Did you know that approximately 1 in 3,300 Caucasian children in the U.S. have Cystic Fibrosis? CF is a common genetic condition in individuals of Caucasian and Hispanic ancestry. It is an inherited chronic disease that affects the lungs and digestive system. A defective gene causes the body to produce unusually thick, sticky mucus that can lead to lung infections or a blockage in the pancreas, which stops the natural enzymes from helping the body break down and absorb food. Although there is no cure for CF, advances in research and medical treatments have extended life for individuals with CF.
In July 2008, Desert Perinatal was directly impacted by CF when a staff member (Misty Thomas) gave birth to Mckenna, who was diagnosed with CF at only 2 months old. The CF Panel was added to the Nevada PKU in May of 2008, making it possible to diagnose Mckenna much earlier than the previous age of 4-5. Earlier detection means earlier treatment and a better quality of life. Daily treatment includes Airway Clearance Vest Therapy twice daily with nebulizer treatments, as well as enzymes taken with every meal to help with digestion of meals. At night, a feeding tube helps her receive an 8 hour feed of a special pre-digested formula.
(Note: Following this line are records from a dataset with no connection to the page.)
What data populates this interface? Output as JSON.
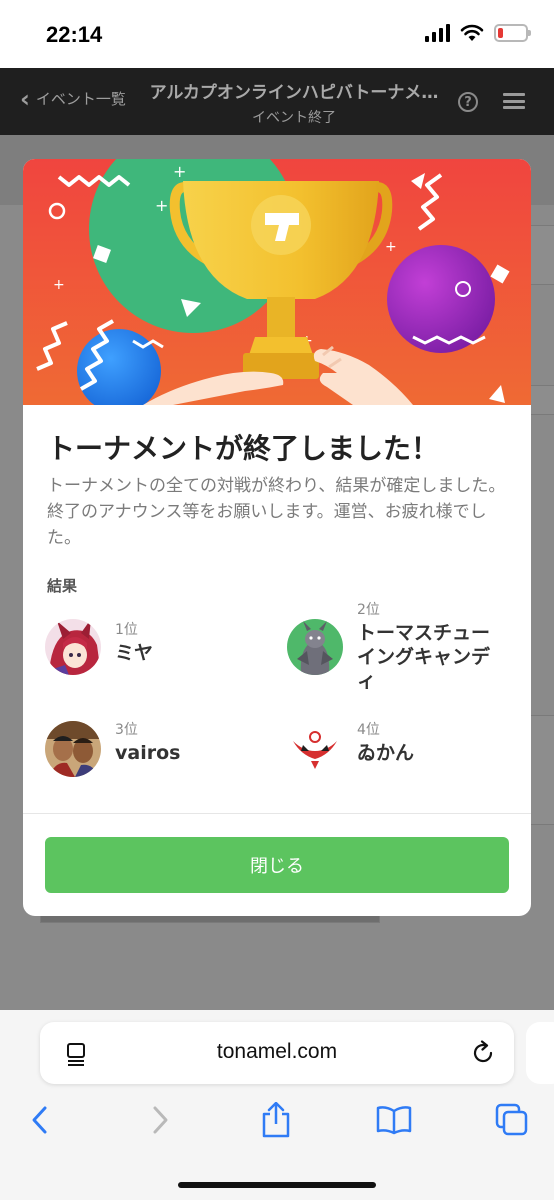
{
  "status_bar": {
    "time": "22:14"
  },
  "nav": {
    "back_label": "イベント一覧",
    "title": "アルカプオンラインハピバトーナメ…",
    "subtitle": "イベント終了",
    "help_symbol": "?"
  },
  "modal": {
    "title": "トーナメントが終了しました！",
    "description": "トーナメントの全ての対戦が終わり、結果が確定しました。終了のアナウンス等をお願いします。運営、お疲れ様でした。",
    "results_label": "結果",
    "results": [
      {
        "position": "1位",
        "name": "ミヤ"
      },
      {
        "position": "2位",
        "name": "トーマスチューイングキャンディ"
      },
      {
        "position": "3位",
        "name": "vairos"
      },
      {
        "position": "4位",
        "name": "ゐかん"
      }
    ],
    "close_label": "閉じる"
  },
  "browser": {
    "url": "tonamel.com"
  },
  "colors": {
    "accent_green": "#5cc45f",
    "hero_red": "#ec4a3b",
    "nav_dark": "#1f1f1f",
    "trophy_gold": "#f3c433"
  }
}
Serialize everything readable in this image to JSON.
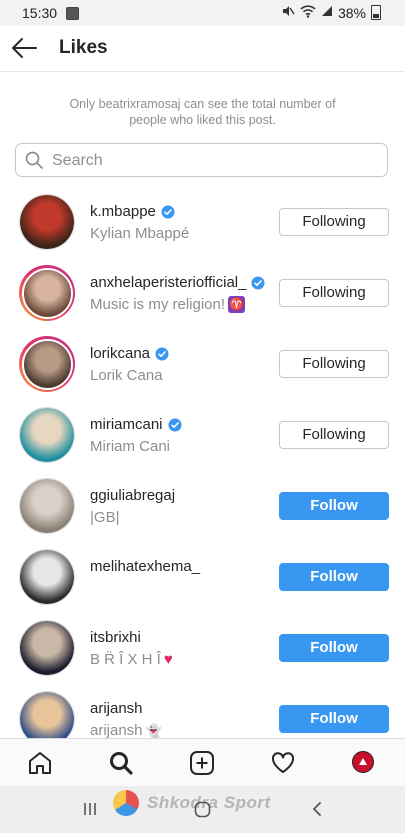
{
  "status_bar": {
    "time": "15:30",
    "battery": "38%",
    "icons": [
      "notification-icon",
      "mute-icon",
      "wifi-icon",
      "signal-icon",
      "battery-icon"
    ]
  },
  "header": {
    "title": "Likes",
    "back_icon": "arrow-left-icon"
  },
  "notice": "Only beatrixramosaj can see the total number of people who liked this post.",
  "search": {
    "placeholder": "Search",
    "value": ""
  },
  "likers": [
    {
      "username": "k.mbappe",
      "fullname": "Kylian Mbappé",
      "verified": true,
      "story": false,
      "button": "Following"
    },
    {
      "username": "anxhelaperisteriofficial_",
      "fullname": "Music is my religion!",
      "verified": true,
      "story": true,
      "button": "Following",
      "emoji": "aries-icon"
    },
    {
      "username": "lorikcana",
      "fullname": "Lorik Cana",
      "verified": true,
      "story": true,
      "button": "Following"
    },
    {
      "username": "miriamcani",
      "fullname": "Miriam Cani",
      "verified": true,
      "story": false,
      "button": "Following"
    },
    {
      "username": "ggiuliabregaj",
      "fullname": "|GB|",
      "verified": false,
      "story": false,
      "button": "Follow"
    },
    {
      "username": "melihatexhema_",
      "fullname": "",
      "verified": false,
      "story": false,
      "button": "Follow"
    },
    {
      "username": "itsbrixhi",
      "fullname": "B R̈ Î X H Î",
      "verified": false,
      "story": false,
      "button": "Follow",
      "emoji": "heart-icon"
    },
    {
      "username": "arijansh",
      "fullname": "arijansh",
      "verified": false,
      "story": false,
      "button": "Follow",
      "emoji": "ghost-icon"
    }
  ],
  "bottom_nav": [
    "home-icon",
    "search-icon",
    "add-post-icon",
    "activity-heart-icon",
    "profile-avatar"
  ],
  "watermark": "Shkodra Sport",
  "colors": {
    "follow_blue": "#3897f0",
    "verified_blue": "#3897f0",
    "secondary_text": "#8e8e8e",
    "border": "#c7c7c7"
  }
}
Currently, there is no government funding provided for the CF Foundation, so those affected rely on others to donate in order to further research. How can you help? Join the Desert Perinatal staff in the Great Strides Walk on Saturday, April 9, 2011! If you can’t come and walk with us, donate to the team!
To find Misty’s team (Mckenna’s Mob), go to: Mckenna’s Mob